There’s a lot to know when it comes to pregnancy and all its possibilities.
One such thing is a chorionic bump.
But what exactly is it?
And what does it mean for pregnancy?
Let’s find out together.
In this article: 📝
- What is a chorionic bump?
- What causes a chorionic bump?
- How common is a chorionic bump?
- What does a chorionic bump mean for your pregnancy?
- Do chorionic bumps go away?
- The final word on chorionic bumps
What is a chorionic bump?
A chorionic bump is the medical term for a bulge in the choriodecidual surface of the gestational sac.
Um. What exactly?
We’re here to translate.
When you’re pregnant, the fetus forms inside an amniotic sac.
That’s essentially a bag of liquid that keeps them safe.
The amniotic sac sits inside a bigger sac called the gestational sac.
Because it’s larger, the gestational sac can be seen on an ultrasound earlier in pregnancy.

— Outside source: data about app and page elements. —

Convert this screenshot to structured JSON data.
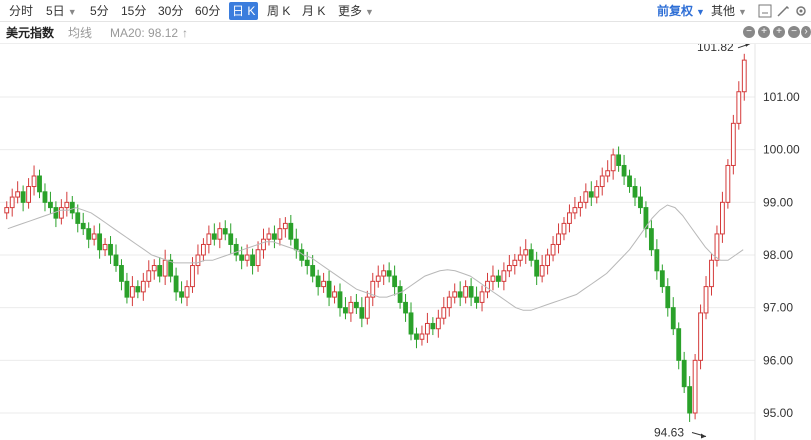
{
  "toolbar": {
    "tabs": [
      {
        "label": "分时",
        "dropdown": false
      },
      {
        "label": "5日",
        "dropdown": true
      },
      {
        "label": "5分",
        "dropdown": false
      },
      {
        "label": "15分",
        "dropdown": false
      },
      {
        "label": "30分",
        "dropdown": false
      },
      {
        "label": "60分",
        "dropdown": false
      },
      {
        "label": "日 K",
        "dropdown": false,
        "active": true
      },
      {
        "label": "周 K",
        "dropdown": false
      },
      {
        "label": "月 K",
        "dropdown": false
      },
      {
        "label": "更多",
        "dropdown": true
      }
    ],
    "adjust_label": "前复权",
    "other_label": "其他"
  },
  "info": {
    "title": "美元指数",
    "avg_label": "均线",
    "ma_label": "MA20: 98.12",
    "ma_arrow": "↑"
  },
  "colors": {
    "up": "#d43a3a",
    "down": "#2aa12a",
    "ma": "#b8b8b8",
    "grid": "#ebebeb",
    "accent": "#3b7ddd"
  },
  "chart_data": {
    "type": "candlestick",
    "y_ticks": [
      95.0,
      96.0,
      97.0,
      98.0,
      99.0,
      100.0,
      101.0
    ],
    "ylim": [
      94.63,
      101.82
    ],
    "max_label": "101.82",
    "min_label": "94.63",
    "candles_close": [
      98.9,
      99.1,
      99.2,
      99.0,
      99.3,
      99.5,
      99.2,
      99.0,
      98.9,
      98.7,
      98.9,
      99.0,
      98.8,
      98.6,
      98.5,
      98.3,
      98.4,
      98.1,
      98.2,
      98.0,
      97.8,
      97.5,
      97.2,
      97.4,
      97.3,
      97.5,
      97.7,
      97.8,
      97.6,
      97.9,
      97.6,
      97.3,
      97.2,
      97.4,
      97.8,
      98.0,
      98.2,
      98.4,
      98.3,
      98.5,
      98.4,
      98.2,
      98.0,
      97.9,
      98.0,
      97.8,
      98.1,
      98.3,
      98.4,
      98.3,
      98.5,
      98.6,
      98.3,
      98.1,
      97.9,
      97.8,
      97.6,
      97.4,
      97.5,
      97.2,
      97.3,
      97.0,
      96.9,
      97.1,
      97.0,
      96.8,
      97.2,
      97.5,
      97.6,
      97.7,
      97.6,
      97.4,
      97.1,
      96.9,
      96.5,
      96.4,
      96.5,
      96.7,
      96.6,
      96.8,
      97.0,
      97.2,
      97.3,
      97.2,
      97.4,
      97.2,
      97.1,
      97.3,
      97.5,
      97.6,
      97.5,
      97.7,
      97.8,
      97.9,
      98.0,
      98.1,
      97.9,
      97.6,
      97.8,
      98.0,
      98.2,
      98.4,
      98.6,
      98.8,
      98.9,
      99.0,
      99.2,
      99.1,
      99.3,
      99.5,
      99.6,
      99.9,
      99.7,
      99.5,
      99.3,
      99.1,
      98.9,
      98.5,
      98.1,
      97.7,
      97.4,
      97.0,
      96.6,
      96.0,
      95.5,
      95.0,
      96.0,
      96.9,
      97.4,
      97.9,
      98.4,
      99.0,
      99.7,
      100.5,
      101.1,
      101.7
    ],
    "ma20": [
      98.5,
      98.55,
      98.6,
      98.65,
      98.7,
      98.75,
      98.8,
      98.85,
      98.85,
      98.9,
      98.85,
      98.8,
      98.7,
      98.6,
      98.5,
      98.4,
      98.3,
      98.2,
      98.1,
      98.0,
      97.95,
      97.9,
      97.85,
      97.85,
      97.85,
      97.85,
      97.9,
      97.9,
      97.95,
      98.0,
      98.05,
      98.1,
      98.15,
      98.2,
      98.25,
      98.25,
      98.2,
      98.15,
      98.1,
      98.0,
      97.95,
      97.85,
      97.75,
      97.65,
      97.55,
      97.45,
      97.35,
      97.3,
      97.25,
      97.2,
      97.2,
      97.25,
      97.3,
      97.4,
      97.5,
      97.6,
      97.65,
      97.7,
      97.72,
      97.7,
      97.65,
      97.6,
      97.5,
      97.4,
      97.3,
      97.2,
      97.1,
      97.0,
      96.95,
      96.95,
      97.0,
      97.05,
      97.1,
      97.15,
      97.2,
      97.25,
      97.35,
      97.45,
      97.55,
      97.65,
      97.8,
      97.95,
      98.1,
      98.3,
      98.5,
      98.7,
      98.85,
      98.95,
      98.9,
      98.75,
      98.55,
      98.35,
      98.15,
      98.0,
      97.9,
      97.9,
      98.0,
      98.1
    ]
  }
}
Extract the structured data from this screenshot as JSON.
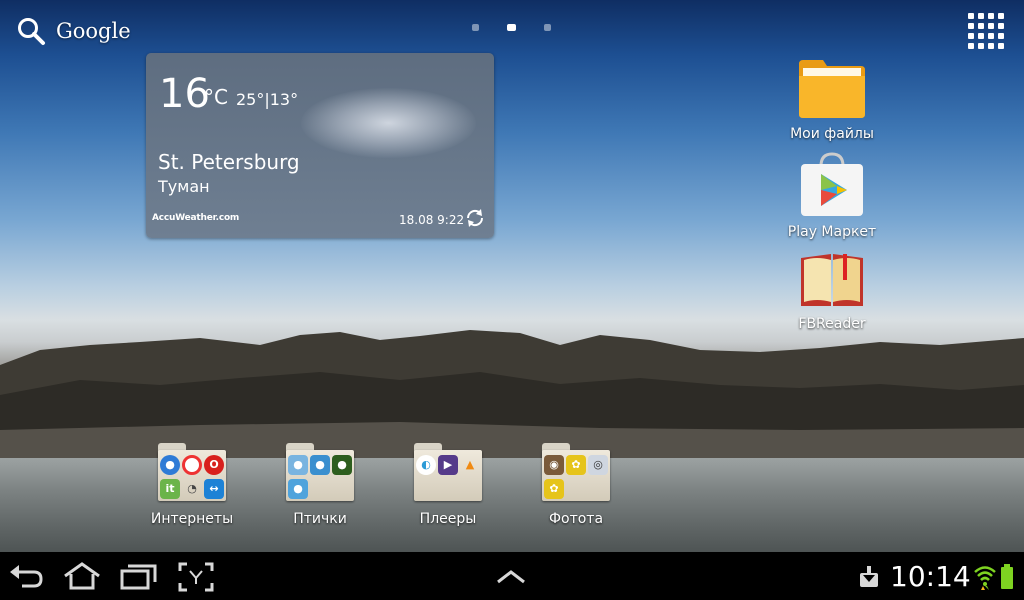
{
  "search": {
    "label": "Google"
  },
  "pager": {
    "pages": 3,
    "active": 1
  },
  "weather": {
    "temperature": "16",
    "unit": "°C",
    "range": "25°|13°",
    "city": "St. Petersburg",
    "condition": "Туман",
    "provider": "AccuWeather.com",
    "updated": "18.08 9:22"
  },
  "shortcuts": [
    {
      "label": "Мои файлы",
      "icon": "folder-icon"
    },
    {
      "label": "Play Маркет",
      "icon": "play-store-icon"
    },
    {
      "label": "FBReader",
      "icon": "book-icon"
    }
  ],
  "folders": [
    {
      "label": "Интернеты",
      "apps": [
        "browser-icon",
        "chrome-icon",
        "opera-icon",
        "icq-icon",
        "wifi-icon",
        "teamviewer-icon"
      ]
    },
    {
      "label": "Птички",
      "apps": [
        "angry-birds-icon",
        "angry-birds-rio-icon",
        "angry-birds-space-icon",
        "angry-birds-seasons-icon"
      ]
    },
    {
      "label": "Плееры",
      "apps": [
        "player-icon",
        "video-player-icon",
        "vlc-icon"
      ]
    },
    {
      "label": "Фотота",
      "apps": [
        "instagram-icon",
        "photo-editor-icon",
        "camera-icon",
        "gallery-icon"
      ]
    }
  ],
  "status": {
    "time": "10:14"
  },
  "colors": {
    "accent": "#f6b41a",
    "battery": "#7ed321",
    "widget": "#67778a"
  }
}
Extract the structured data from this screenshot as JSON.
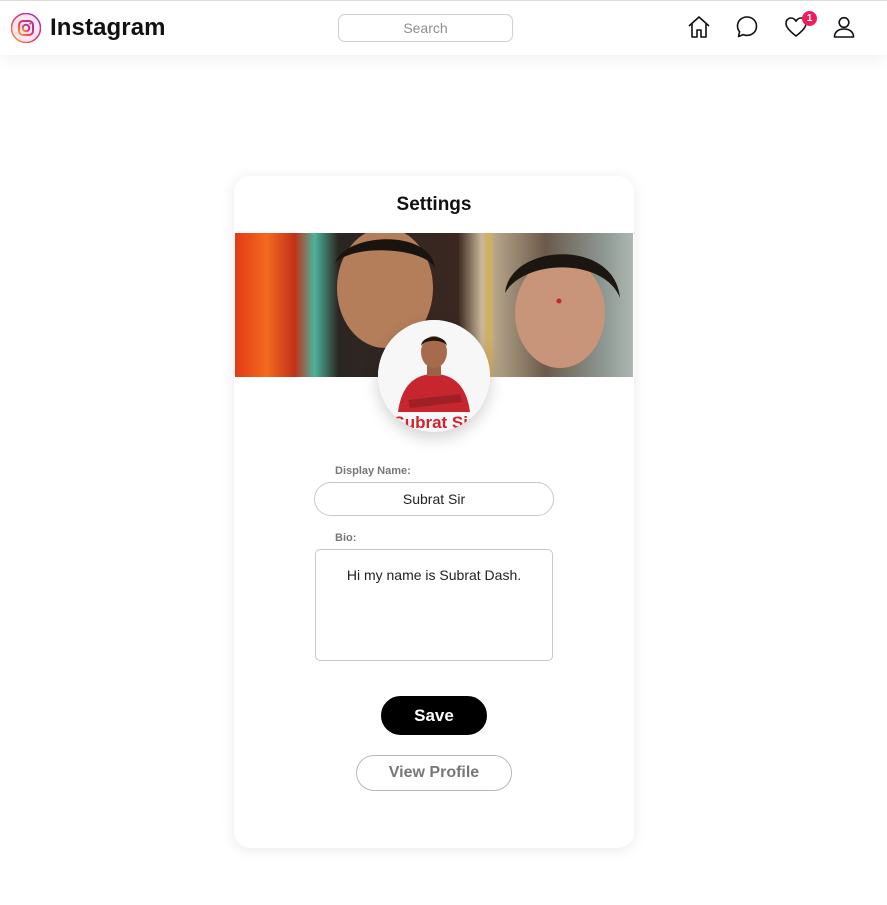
{
  "app": {
    "name": "Instagram"
  },
  "nav": {
    "search_placeholder": "Search",
    "icons": [
      "home-icon",
      "message-icon",
      "heart-icon",
      "profile-icon"
    ],
    "notification_count": "1",
    "badge_color": "#ed1d5f"
  },
  "settings": {
    "title": "Settings",
    "avatar_caption": "Subrat Sir",
    "display_name_label": "Display Name:",
    "display_name_value": "Subrat Sir",
    "bio_label": "Bio:",
    "bio_value": "Hi my name is Subrat Dash.",
    "save_label": "Save",
    "view_profile_label": "View Profile"
  }
}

A sonographer (a medical professional who performs ultrasounds) will be able to identify it between four and five weeks after conception.
It looks like a dark space surrounded by a white rim.
The white rim of the gestational sac is called the chorion.
It’s covered in a series of microscopic bumps called villi.
The inner surface of the chorion is the choriodecidual surface.
If you have a chorionic bump, ultrasound scans will show it as a small, white, rounded structure on this surface.
Unlike a live embryo, a chorionic bump won’t have a heartbeat.
But it can be difficult for a sonographer to tell the difference between it and a second embryo that doesn’t have a heartbeat.
If your healthcare team picks up what they think is a chorionic bump, you’ll likely be booked in for a follow-up ultrasound to take another look as things develop.
What causes a chorionic bump?
Research into chorionic bumps is still at an early stage.
The causes aren’t clear, and the bump itself could be several different things:
- A hematoma - i.e., a blood clot
- A hemorrhage
- Fluid that’s accumulated
- A second pregnancy that’s been lost and is being reabsorbed into the body
- A second fertilized egg that didn’t develop into an embryo
How common is a chorionic bump?
Different studies have come up with different numbers for the probability of a chorionic bump during pregnancy.
A 2013 study of nearly 38,000 pregnancies found chorionic bumps in only 0.15% of cases.
Another study in 2019 put the rate higher, at 0.7%.
Whatever the precise number, it’s rare.
And that can make diagnosis difficult.
What does a chorionic bump mean for your pregnancy?
The frustrating answer is that it isn’t clear.
Chorionic bumps may be associated with complications in pregnancy.
One study, which looked at pregnancies between 2003 and 2010, found the rate of pregnancy loss was twice as high for women with chorionic bumps as for those without.
But other research points to more positive outcomes.
A 2015 study found that almost two-thirds of women diagnosed with a chorionic bump went on to deliver a baby.
And if the chorionic bump was the only issue with the pregnancy, that rate increased to 84%.
Do chorionic bumps go away?
Amongst the chorionic bump success stories, one case study from the UK shows how that can happen.
A woman experiencing pain and bleeding problems had an ultrasound less than five weeks into her pregnancy.
The sonographer spotted a round structure of some kind, but it wasn’t clear what it was.
A week later, another ultrasound showed the rounded structure looking more like a chorionic bump, probably the result of a blood clot.
The chorionic bump was still there at a 13-week scan.
But by 20 weeks, it had disappeared.
And the really great news?
She went on to have a perfectly healthy baby.
The final word on chorionic bumps
Chorionic bumps are rare, and they’re not well understood yet.
In some cases, they’re linked to pregnancy complications.
But many people with chorionic bumps go on to have healthy babies.
If you’ve been diagnosed with one, your sonographer has spotted something that’s easy to miss.
That means your pregnancy can be carefully monitored, giving you the best possible chance of delivering a healthy baby.
The pregnancy road contains all sorts of ups and downs.
Know that you don’t have to travel it alone.
Support is available. ❤️